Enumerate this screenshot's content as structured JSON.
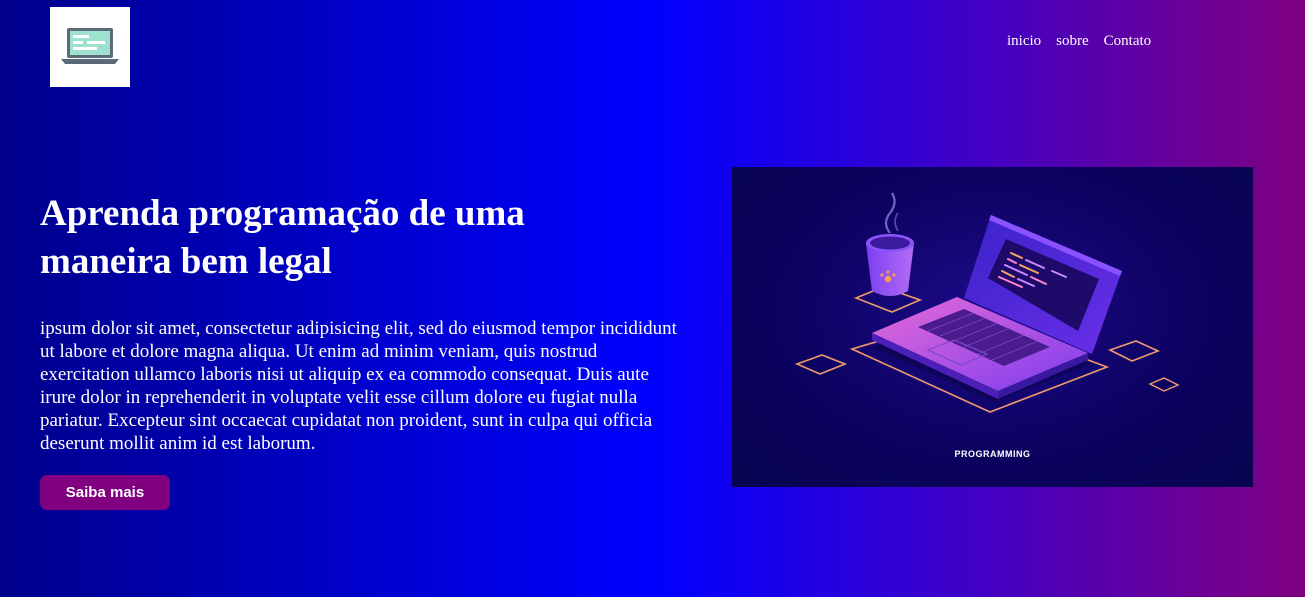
{
  "header": {
    "logo_icon": "laptop-icon",
    "nav": [
      {
        "label": "inicio"
      },
      {
        "label": "sobre"
      },
      {
        "label": "Contato"
      }
    ]
  },
  "hero": {
    "title": "Aprenda programação de uma maneira bem legal",
    "text": "ipsum dolor sit amet, consectetur adipisicing elit, sed do eiusmod tempor incididunt ut labore et dolore magna aliqua. Ut enim ad minim veniam, quis nostrud exercitation ullamco laboris nisi ut aliquip ex ea commodo consequat. Duis aute irure dolor in reprehenderit in voluptate velit esse cillum dolore eu fugiat nulla pariatur. Excepteur sint occaecat cupidatat non proident, sunt in culpa qui officia deserunt mollit anim id est laborum.",
    "cta_label": "Saiba mais"
  },
  "illustration": {
    "caption": "PROGRAMMING",
    "icon": "isometric-laptop-illustration"
  },
  "colors": {
    "gradient_start": "#00008b",
    "gradient_mid": "#0000ff",
    "gradient_end": "#800080",
    "button": "#800080"
  }
}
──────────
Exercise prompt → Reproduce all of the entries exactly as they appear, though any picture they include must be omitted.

Answer to this exercise →
Enumerate this screenshot's content as structured JSON.
{
  "header": {
    "logo_icon": "laptop-icon",
    "nav": [
      {
        "label": "inicio"
      },
      {
        "label": "sobre"
      },
      {
        "label": "Contato"
      }
    ]
  },
  "hero": {
    "title": "Aprenda programação de uma maneira bem legal",
    "text": "ipsum dolor sit amet, consectetur adipisicing elit, sed do eiusmod tempor incididunt ut labore et dolore magna aliqua. Ut enim ad minim veniam, quis nostrud exercitation ullamco laboris nisi ut aliquip ex ea commodo consequat. Duis aute irure dolor in reprehenderit in voluptate velit esse cillum dolore eu fugiat nulla pariatur. Excepteur sint occaecat cupidatat non proident, sunt in culpa qui officia deserunt mollit anim id est laborum.",
    "cta_label": "Saiba mais"
  },
  "illustration": {
    "caption": "PROGRAMMING",
    "icon": "isometric-laptop-illustration"
  },
  "colors": {
    "gradient_start": "#00008b",
    "gradient_mid": "#0000ff",
    "gradient_end": "#800080",
    "button": "#800080"
  }
}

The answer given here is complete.